A Patterns Story: Code Review
It's more than just how you do pull requests
An ineffective feedback process can have many causes. And while the problems manifest in certain steps, like a Pull Request, the causes and solutions are often elsewhere.
To get a sense of how the Code Review Patterns work together to help the team get feedback consider this scenario. This specific scenario assumes that all changes are reviewed before merge, but one can imagine other scenarios, for example, only reviewing code with a certain risk level.
After a developer has completed a Small Development Task in a Task Branch they’d like to make sure that they get some feedback on their code before they merge to the Main Line. Since the Small Development Task is small, the change set will be small and quick to review.
While there are other opportunities for feedback during development, a last look before merging will be valuable. There are a few options for getting this pre-merge feedback. This team uses a Pull Request , because:
The platform enables some useful build automation,
It facilitates communication when the team is distributed,
It allows developers who are not feature partners to give feedback if they have the context and can do so promptly.
It allows others visibility into the flow of changes so that they can learn from them.
Because there is a Team Focus on delivering a certain feature set, the team has agreed that the feedback is a priority, so team members can give feedback promptly.
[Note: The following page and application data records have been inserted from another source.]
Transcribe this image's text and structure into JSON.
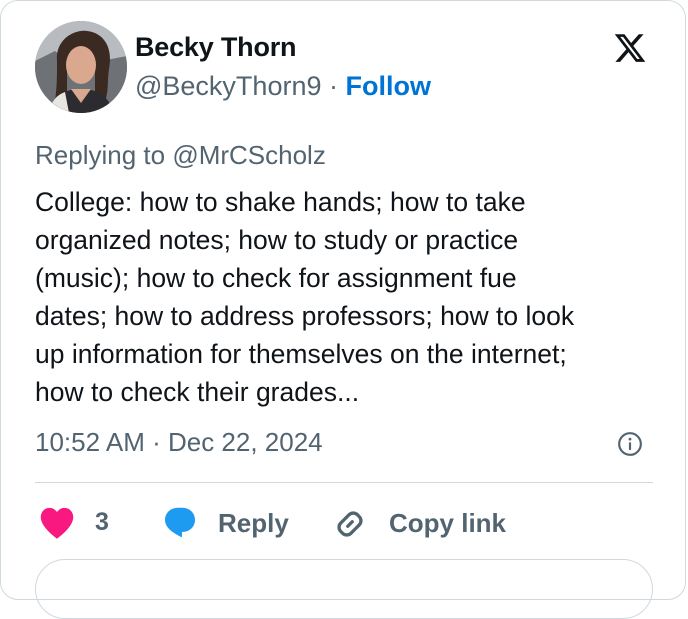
{
  "author": {
    "name": "Becky Thorn",
    "handle": "@BeckyThorn9",
    "separator": " · ",
    "follow_label": "Follow"
  },
  "reply_context": {
    "prefix": "Replying to ",
    "mention": "@MrCScholz"
  },
  "tweet": {
    "text": "College: how to shake hands; how to take\norganized notes; how to study or practice\n(music); how to check for assignment fue\ndates; how to address professors; how to look\nup information for themselves on the internet;\nhow to check their grades...",
    "timestamp": "10:52 AM · Dec 22, 2024"
  },
  "actions": {
    "like_count": "3",
    "reply_label": "Reply",
    "copy_link_label": "Copy link"
  },
  "icons": {
    "logo": "x-logo-icon",
    "info": "info-icon",
    "like": "heart-icon",
    "reply": "reply-bubble-icon",
    "copy": "link-icon"
  },
  "colors": {
    "follow_link": "#0074d4",
    "heart": "#f91880",
    "reply_bubble": "#1d9bf0",
    "secondary_text": "#536471",
    "border": "#cfd9de"
  }
}
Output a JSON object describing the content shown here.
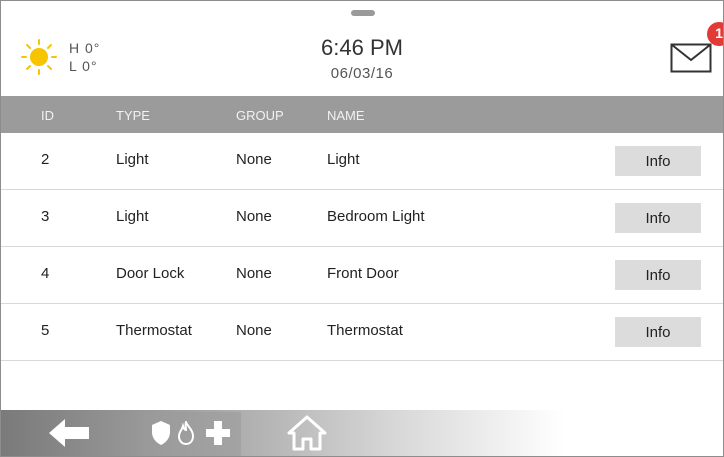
{
  "header": {
    "weather": {
      "high": "H 0°",
      "low": "L 0°"
    },
    "time": "6:46 PM",
    "date": "06/03/16",
    "messages_badge": "1"
  },
  "table": {
    "columns": [
      "ID",
      "TYPE",
      "GROUP",
      "NAME"
    ],
    "rows": [
      {
        "id": "2",
        "type": "Light",
        "group": "None",
        "name": "Light",
        "button": "Info"
      },
      {
        "id": "3",
        "type": "Light",
        "group": "None",
        "name": "Bedroom Light",
        "button": "Info"
      },
      {
        "id": "4",
        "type": "Door Lock",
        "group": "None",
        "name": "Front Door",
        "button": "Info"
      },
      {
        "id": "5",
        "type": "Thermostat",
        "group": "None",
        "name": "Thermostat",
        "button": "Info"
      }
    ]
  },
  "icons": {
    "weather": "sun-icon",
    "messages": "envelope-icon",
    "back": "back-arrow-icon",
    "emergency": [
      "shield-icon",
      "fire-icon",
      "medical-cross-icon"
    ],
    "home": "home-icon"
  },
  "colors": {
    "badge": "#e23a35",
    "header_bar": "#9b9b9b",
    "button": "#dcdcdc"
  }
}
In the past, the team had been working in silos; the stated goal was to increase efficiency, but the team realized that it didn’t really improve delivery, so the team has agreed that everyone will have a Feature Partner who will be a design partner for a given task. (Some developers and their Feature Partners even work using Pair Programming). Because there is someone who has been involved in the design, and understands the goal of the feature, the feedback they give is useful, focusing on design and big picture items.
Issues like style and formatting, and coding approaches that have known vulnerabilities and problems, are identified using Automated Checks, freeing the humans on the team to focus on larger-scale issues, and saving them time, which facilitates quicker review.
While the Pull Request mechanism allows for asynchronous feedback, it doesn’t mean that all feedback is asynchronous. From time-to-time the team will review code synchronously, perhaps after having some time to collect their thoughts. Feedback from the pull request is meant to improve the code, and the Pull Request won’t gate a merge, unless a developer finds a significant issue, in which case they will engage with the developer.
Once the developer has digested the comments, they make any changes and merge the code into the Main Line.
All of these steps allow for the feedback process to be timely, relevant, and actionable. With this ecosystem in place the team can usually merge changes within a few hours after the code is completed. (And sometimes sooner depending on the timing and the team’s working agreements.)
The above was an example of how a patterns-based approach to looking at the code review process might be useful. If you don’t want to think about patterns, think in terms of structures or process steps that depend on each other. It takes more to get good Code Review feedback than a checklist or an assertion. The work, and the rest of the process has to support it too.
A Note on Pull Requests
Two main pain points about branch-based work flows are:
Long Lived Branches
A Pull Request is defined in the Github Docs :
Pull requests let you tell others about changes you've pushed to a branch in a repository on GitHub. Once a pull request is opened, you can discuss and review the potential changes with collaborators and add follow-up commits before your changes are merged into the base branch.
A Pull Request, then, is:
A way to announce that code is “ready to merge into the Main Line.”
A way to request feedback (synchronously or asynchronously).
In common practice a Pull Request is asynchronous, but that need not be as I’ll discuss in the Pull Request Pattern.
Many of the troublesome artifacts of a Pull Request Process have roots in larger team environment. These can be avoided, though it takes discipline. For example, a Pull Request doesn’t require that reviews be slow, or gate my mandatory reviews. While a slower, gated process makes sense on an open source project, it’s counter productive for a product or project team.